Disputes are thieves. They rob us of time, energy and money. Disputes can even lead to death. Preventing disputes and resolving them quickly is imperative.
Many disputes are of the kind we tell stories about over coffee in the workplace. A misunderstanding with one’s spouse, an argument with teenage children, and a difficult conversation at parent-teacher night are all mainstays. The workplace itself provides fodder for similar stories. The bombastic boss, the controlling colleague, co-workers not pulling their weight and so on are subject matter for conversation during coffee breaks at work and dinner at home.
Many of these disputes seem inconsequential, with their main value being entertainment or object lessons in human pettiness. But disputes also have serious consequences. In the US, 135,000 children “take handguns to school each day, …every fourteen hours a child under the age of five is murdered, and homicide has replaced automobile accidents as the leading cause of death in children under the age of one….”1 Similarly, the statistics on divorce rates and domestic violence may be examples of poor dispute resolution.
In the workplace, disputes cause personal and organizational turmoil. Productivity is known to decline during all periods of disruption and uncertainty in corporate life. An organization may lose staff and productivity may fall “to less than an hour” per day. At least seventy per cent of all mergers and acquisitions fail to produce a net increase in value.4 At least one distinguished observer questions whether any American corporations have been profitable since World War II.
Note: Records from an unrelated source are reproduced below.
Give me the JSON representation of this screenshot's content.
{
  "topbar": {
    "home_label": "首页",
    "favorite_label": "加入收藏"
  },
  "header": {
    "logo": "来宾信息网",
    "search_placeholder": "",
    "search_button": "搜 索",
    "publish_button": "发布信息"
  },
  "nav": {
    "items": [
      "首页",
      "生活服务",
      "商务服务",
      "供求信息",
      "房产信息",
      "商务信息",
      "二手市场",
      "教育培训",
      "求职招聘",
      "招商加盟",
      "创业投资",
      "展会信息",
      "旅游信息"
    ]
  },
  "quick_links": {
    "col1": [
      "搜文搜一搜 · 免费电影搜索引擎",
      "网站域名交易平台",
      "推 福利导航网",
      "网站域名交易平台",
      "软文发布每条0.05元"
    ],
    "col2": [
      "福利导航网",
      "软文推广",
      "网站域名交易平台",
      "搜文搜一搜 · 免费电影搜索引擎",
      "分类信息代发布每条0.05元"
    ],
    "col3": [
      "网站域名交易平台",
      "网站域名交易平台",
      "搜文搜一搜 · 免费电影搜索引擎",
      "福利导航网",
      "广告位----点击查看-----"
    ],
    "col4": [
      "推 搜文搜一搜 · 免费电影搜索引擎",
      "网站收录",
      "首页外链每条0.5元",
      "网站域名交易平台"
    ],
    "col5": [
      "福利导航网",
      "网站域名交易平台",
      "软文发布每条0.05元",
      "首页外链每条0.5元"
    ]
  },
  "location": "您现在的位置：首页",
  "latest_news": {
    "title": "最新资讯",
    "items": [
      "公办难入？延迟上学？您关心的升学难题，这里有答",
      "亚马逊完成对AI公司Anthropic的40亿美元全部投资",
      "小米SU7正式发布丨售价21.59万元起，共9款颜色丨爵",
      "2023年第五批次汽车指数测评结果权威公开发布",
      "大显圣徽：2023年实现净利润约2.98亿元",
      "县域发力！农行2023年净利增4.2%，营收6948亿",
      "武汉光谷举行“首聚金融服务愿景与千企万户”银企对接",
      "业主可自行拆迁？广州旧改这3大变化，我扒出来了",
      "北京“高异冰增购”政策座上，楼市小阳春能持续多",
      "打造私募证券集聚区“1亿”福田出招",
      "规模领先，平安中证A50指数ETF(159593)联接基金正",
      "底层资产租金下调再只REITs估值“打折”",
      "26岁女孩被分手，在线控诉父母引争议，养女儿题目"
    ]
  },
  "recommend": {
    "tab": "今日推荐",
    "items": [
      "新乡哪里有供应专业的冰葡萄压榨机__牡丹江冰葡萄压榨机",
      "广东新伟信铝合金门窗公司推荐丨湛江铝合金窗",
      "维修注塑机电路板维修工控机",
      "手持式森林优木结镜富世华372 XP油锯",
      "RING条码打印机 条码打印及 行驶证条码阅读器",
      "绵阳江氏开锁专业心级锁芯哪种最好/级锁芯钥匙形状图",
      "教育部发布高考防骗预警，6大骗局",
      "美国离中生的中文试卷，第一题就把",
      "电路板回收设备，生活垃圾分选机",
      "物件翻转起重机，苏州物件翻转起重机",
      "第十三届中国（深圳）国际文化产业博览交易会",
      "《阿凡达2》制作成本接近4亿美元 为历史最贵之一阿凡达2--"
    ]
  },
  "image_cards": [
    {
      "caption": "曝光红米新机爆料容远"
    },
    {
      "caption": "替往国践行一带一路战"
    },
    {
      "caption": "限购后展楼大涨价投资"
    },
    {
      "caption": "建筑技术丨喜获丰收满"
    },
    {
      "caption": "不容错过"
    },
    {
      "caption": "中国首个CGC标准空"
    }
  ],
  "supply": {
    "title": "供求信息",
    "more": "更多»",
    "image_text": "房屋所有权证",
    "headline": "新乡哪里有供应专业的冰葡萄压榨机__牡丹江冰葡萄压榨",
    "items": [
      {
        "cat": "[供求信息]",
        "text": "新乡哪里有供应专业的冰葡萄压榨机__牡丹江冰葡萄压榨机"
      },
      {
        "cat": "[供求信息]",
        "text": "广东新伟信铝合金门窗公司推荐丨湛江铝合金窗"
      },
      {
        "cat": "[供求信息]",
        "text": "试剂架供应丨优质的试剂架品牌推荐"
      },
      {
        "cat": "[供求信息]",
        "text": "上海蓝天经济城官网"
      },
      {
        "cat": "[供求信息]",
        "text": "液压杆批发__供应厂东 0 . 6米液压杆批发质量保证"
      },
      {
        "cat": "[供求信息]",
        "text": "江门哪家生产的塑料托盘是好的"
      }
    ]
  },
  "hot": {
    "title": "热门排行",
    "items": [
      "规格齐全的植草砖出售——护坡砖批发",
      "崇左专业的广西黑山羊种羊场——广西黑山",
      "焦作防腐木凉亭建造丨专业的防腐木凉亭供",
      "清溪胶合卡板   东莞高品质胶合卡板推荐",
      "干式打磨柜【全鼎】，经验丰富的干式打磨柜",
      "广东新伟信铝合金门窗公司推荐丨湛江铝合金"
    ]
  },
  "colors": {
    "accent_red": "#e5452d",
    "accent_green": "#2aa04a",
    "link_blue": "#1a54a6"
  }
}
Large organizations have formal, written policies and procedures designed to manage disputes. In organizations of all sizes, cultural norms augment the formal process.6 Culture is an important part of this discussion because more formal processes and written procedures may be ignored, gathering dust on the shelf. So, workers may turn away from the dusty shelf and to informal policies to alleviate disputes. Some of the stories that follow capture both formal and informal dispute-resolution mechanisms. The overriding theme is that better dispute-resolution mechanisms yield fewer debilitating disputes.